I'm absolutely mystified by people who don't, after this time, understand the importance of trade to well-being and standard of living. This has been known for 300 years, theoretically, from Adam Smith, Ricardo, to the present, and we know it from 300 of years of practice. And I say that because I've had the great fortune of travelling around the world and teaching in a whole bunch of really poor countries, like rural Ukraine and Russia and China and Cuba and Iran. I have seen the impact of countries that are more autarchic, that is to say they're more closed.

I tell my students it's really simple. You want to be poor? Close your economy. And if you want to be wealthy, open it up. I'm speaking colloquially to get my point across quickly. Trade is correlated to a higher standard of living: the more we trade, the better off we're going to do.

So it is absolutely essential that we sign more free trade agreements. I hope we sign free trade agreements with every country in the world.

10:30 a.m.

Conservative

Mark Adler Conservative York Centre, ON

Thank you.

10:30 a.m.

Conservative

The Chair Conservative James Rajotte

You have 20 seconds.

10:30 a.m.

Conservative

Mark Adler Conservative York Centre, ON

Okay.

Mr. Fried, I was a little taken aback by your comments that we need to do more in terms of international aid. As you know, we are currently drawing down in Afghanistan, but we've committed to building civil society there. We lost 158 of our soldiers in Afghanistan.

I'm really offended that you have come forward and said that Canada should be doing more in the international scene to help other countries. I think we've done quite a bit. We've doubled our international aid budgets over the last number of years, but we've also lost 158 soldiers in Afghanistan, helping that country to build a civil society.

I really take offence to what you said.
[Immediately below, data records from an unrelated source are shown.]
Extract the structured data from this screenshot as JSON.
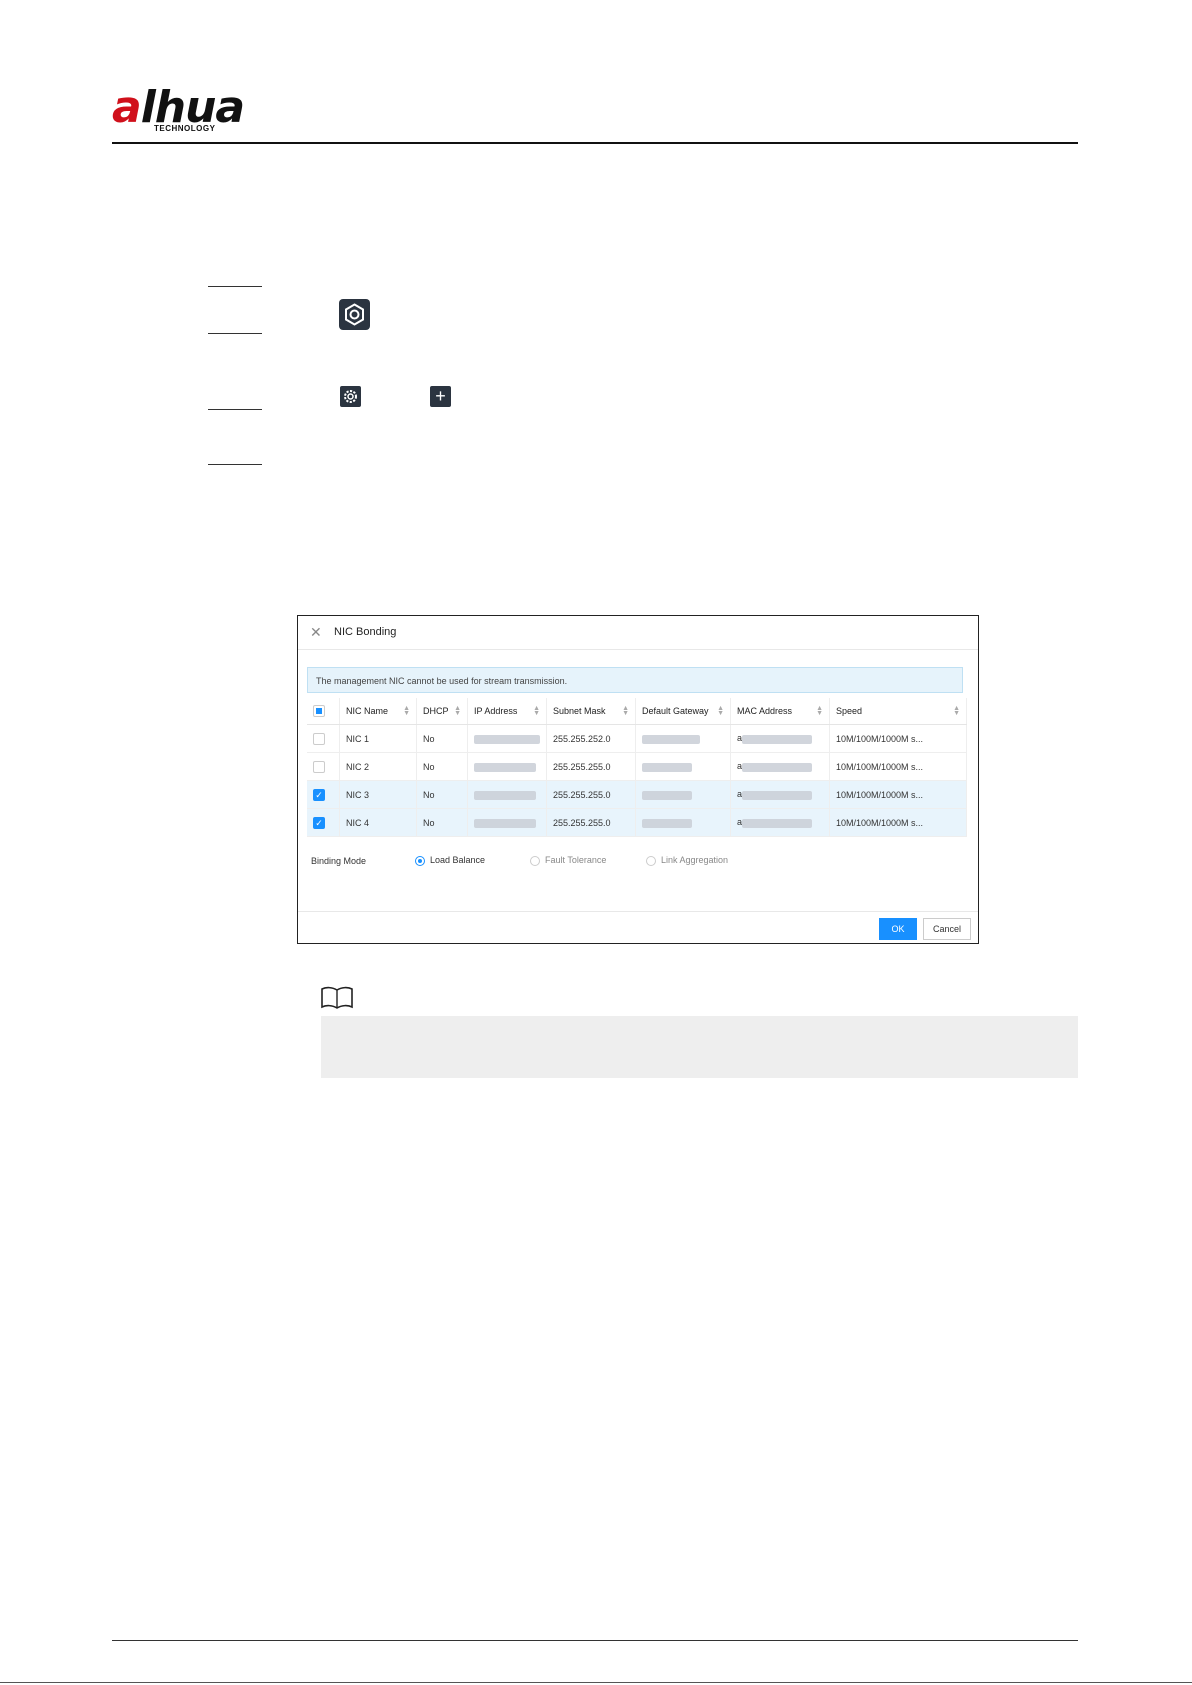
{
  "header": {
    "logo_text": "alhua",
    "logo_sub": "TECHNOLOGY"
  },
  "dialog": {
    "title": "NIC Bonding",
    "notice": "The management NIC cannot be used for stream transmission.",
    "columns": [
      "NIC Name",
      "DHCP",
      "IP Address",
      "Subnet Mask",
      "Default Gateway",
      "MAC Address",
      "Speed"
    ],
    "rows": [
      {
        "name": "NIC 1",
        "dhcp": "No",
        "subnet": "255.255.252.0",
        "mac_prefix": "a",
        "speed": "10M/100M/1000M s...",
        "checked": false
      },
      {
        "name": "NIC 2",
        "dhcp": "No",
        "subnet": "255.255.255.0",
        "mac_prefix": "a",
        "speed": "10M/100M/1000M s...",
        "checked": false
      },
      {
        "name": "NIC 3",
        "dhcp": "No",
        "subnet": "255.255.255.0",
        "mac_prefix": "a",
        "speed": "10M/100M/1000M s...",
        "checked": true
      },
      {
        "name": "NIC 4",
        "dhcp": "No",
        "subnet": "255.255.255.0",
        "mac_prefix": "a",
        "speed": "10M/100M/1000M s...",
        "checked": true
      }
    ],
    "binding_mode_label": "Binding Mode",
    "binding_modes": [
      "Load Balance",
      "Fault Tolerance",
      "Link Aggregation"
    ],
    "selected_mode": "Load Balance",
    "ok_label": "OK",
    "cancel_label": "Cancel"
  },
  "colors": {
    "accent": "#1890ff",
    "brand_red": "#d0101b",
    "icon_bg": "#2b3440"
  },
  "icons": [
    "hexagon-settings-icon",
    "gear-icon",
    "plus-icon",
    "book-note-icon",
    "close-icon"
  ]
}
10:30 a.m.

Policy Coordinator, Oxfam Canada

Mark Fried

Forgive me if I have offended you. Certainly that was not my intent.
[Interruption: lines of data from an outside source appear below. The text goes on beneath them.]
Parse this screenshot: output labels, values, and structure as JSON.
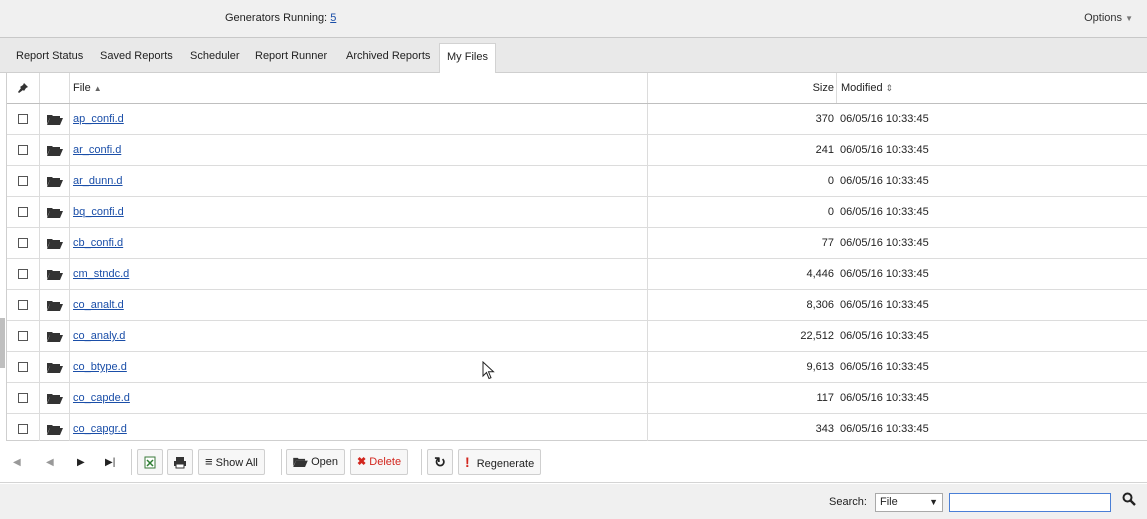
{
  "header": {
    "generators_label": "Generators Running:",
    "generators_count": "5",
    "options_label": "Options"
  },
  "tabs": [
    {
      "label": "Report Status"
    },
    {
      "label": "Saved Reports"
    },
    {
      "label": "Scheduler"
    },
    {
      "label": "Report Runner"
    },
    {
      "label": "Archived Reports"
    },
    {
      "label": "My Files",
      "active": true
    }
  ],
  "grid": {
    "columns": {
      "file": "File",
      "size": "Size",
      "modified": "Modified"
    },
    "rows": [
      {
        "file": "ap_confi.d",
        "size": "370",
        "modified": "06/05/16 10:33:45"
      },
      {
        "file": "ar_confi.d",
        "size": "241",
        "modified": "06/05/16 10:33:45"
      },
      {
        "file": "ar_dunn.d",
        "size": "0",
        "modified": "06/05/16 10:33:45"
      },
      {
        "file": "bq_confi.d",
        "size": "0",
        "modified": "06/05/16 10:33:45"
      },
      {
        "file": "cb_confi.d",
        "size": "77",
        "modified": "06/05/16 10:33:45"
      },
      {
        "file": "cm_stndc.d",
        "size": "4,446",
        "modified": "06/05/16 10:33:45"
      },
      {
        "file": "co_analt.d",
        "size": "8,306",
        "modified": "06/05/16 10:33:45"
      },
      {
        "file": "co_analy.d",
        "size": "22,512",
        "modified": "06/05/16 10:33:45"
      },
      {
        "file": "co_btype.d",
        "size": "9,613",
        "modified": "06/05/16 10:33:45"
      },
      {
        "file": "co_capde.d",
        "size": "117",
        "modified": "06/05/16 10:33:45"
      },
      {
        "file": "co_capgr.d",
        "size": "343",
        "modified": "06/05/16 10:33:45"
      }
    ]
  },
  "toolbar": {
    "show_all": "Show All",
    "open": "Open",
    "delete": "Delete",
    "regenerate": "Regenerate"
  },
  "footer": {
    "search_label": "Search:",
    "search_field": "File",
    "search_value": ""
  },
  "colors": {
    "link": "#1a4ea8",
    "delete": "#d2261e",
    "regenerate": "#d2261e"
  }
}
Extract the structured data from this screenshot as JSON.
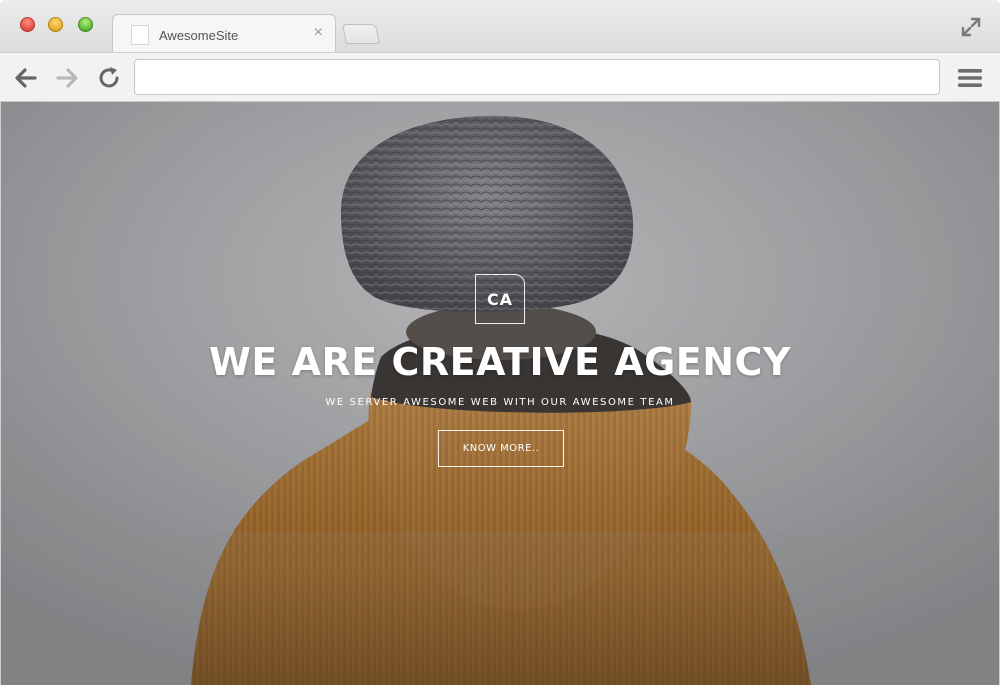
{
  "browser": {
    "tab": {
      "title": "AwesomeSite",
      "close_glyph": "×"
    },
    "address_bar": {
      "value": "",
      "placeholder": ""
    },
    "icons": {
      "back": "arrow-left-icon",
      "forward": "arrow-right-icon",
      "reload": "reload-icon",
      "menu": "hamburger-menu-icon",
      "fullscreen": "fullscreen-icon"
    },
    "colors": {
      "close": "#e0443a",
      "minimize": "#e3a21a",
      "zoom": "#4cae2a"
    }
  },
  "hero": {
    "logo": "CA",
    "headline": "WE ARE CREATIVE AGENCY",
    "subheadline": "WE SERVER AWESOME WEB WITH OUR AWESOME TEAM",
    "cta_label": "KNOW MORE..",
    "colors": {
      "jacket": "#a8722f",
      "beanie": "#6f6f73",
      "background": "#a7a8ab"
    }
  }
}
Canada has done excellent work overseas, which is why we would like to see more money put into that budget to continue and expand that other work. Compared to other donors, Canada is still towards the bottom of the pack.
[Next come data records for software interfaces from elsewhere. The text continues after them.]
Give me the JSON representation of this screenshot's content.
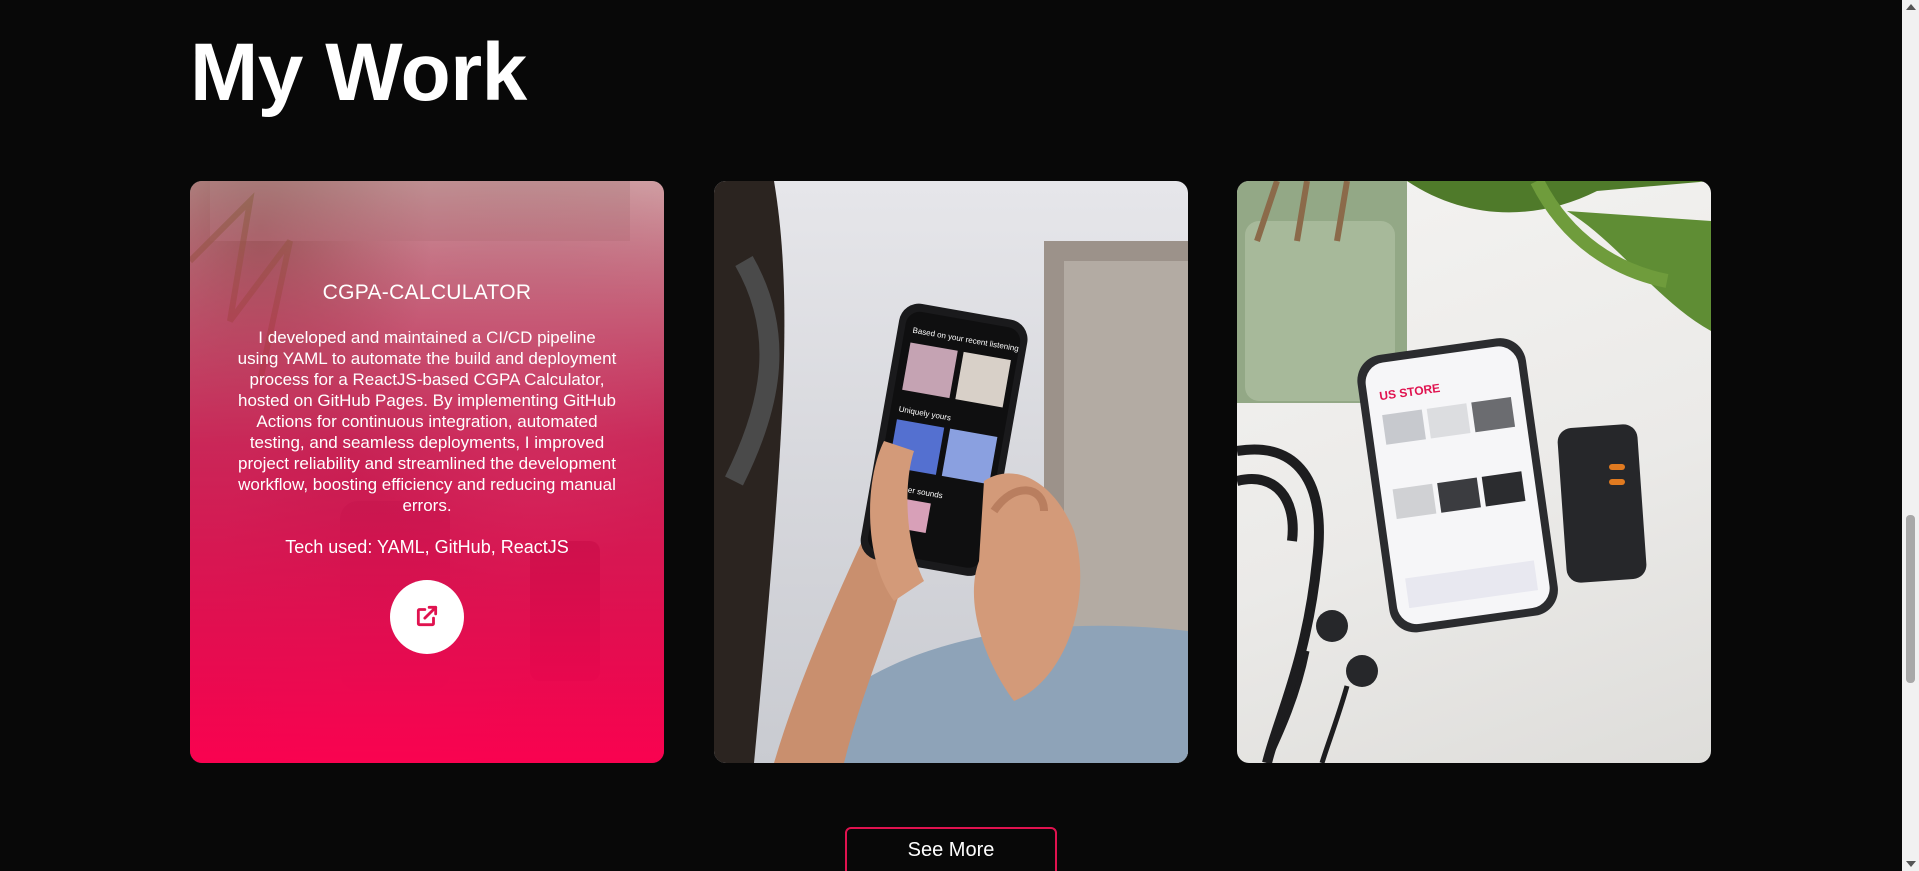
{
  "section": {
    "title": "My Work"
  },
  "projects": [
    {
      "title": "CGPA-CALCULATOR",
      "description": "I developed and maintained a CI/CD pipeline using YAML to automate the build and deployment process for a ReactJS-based CGPA Calculator, hosted on GitHub Pages. By implementing GitHub Actions for continuous integration, automated testing, and seamless deployments, I improved project reliability and streamlined the development workflow, boosting efficiency and reducing manual errors.",
      "tech": "Tech used: YAML, GitHub, ReactJS",
      "link_icon": "external-link-icon"
    },
    {
      "image": "hands-holding-phone-music-app",
      "screen": {
        "heading": "Based on your recent listening",
        "section": "Uniquely yours",
        "section2": "Summer sounds"
      }
    },
    {
      "image": "phone-ecommerce-store-on-desk",
      "screen": {
        "brand": "US STORE"
      }
    }
  ],
  "see_more": {
    "label": "See More"
  },
  "colors": {
    "accent": "#ff0050",
    "background": "#080808",
    "button_border": "#e0124f"
  }
}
10:30 a.m.

Conservative

The Chair Conservative James Rajotte

Thank you.

Ms. Nash, please.

10:30 a.m.

NDP

Peggy Nash NDP Parkdale—High Park, ON

Thank you to the witnesses for being here today.

I want to echo what my colleague said and support Ms. Dubois in terms of its not being the number of pages in a budget implementation act, but the diversity of subject matter. When you have a bill like this that contains so many substantive changes that are rushed through with very little debate by this Parliament, it certainly doesn't have the proper public examination that one would expect in a clear, transparent democracy.

Ms. Dubois, you are a young leader; you are the head of the CFS. You are probably a future leader in some other capacity in the future of this country.

One of the challenges we face is democratic engagement. We've seen a declining participation rate in elections, and certainly young people are disproportionately less likely to vote, yet some of the challenges they face in terms of youth unemployment, student debt, and environmental degradation will disproportionately affect young people.

I wonder if you could try to describe what you take away as a message from this omnibus bill that will make so many substantive changes in so many domains of our country, many of which we won't really fully understand until they are rolled out for some years to come.

Can you comment on that, please?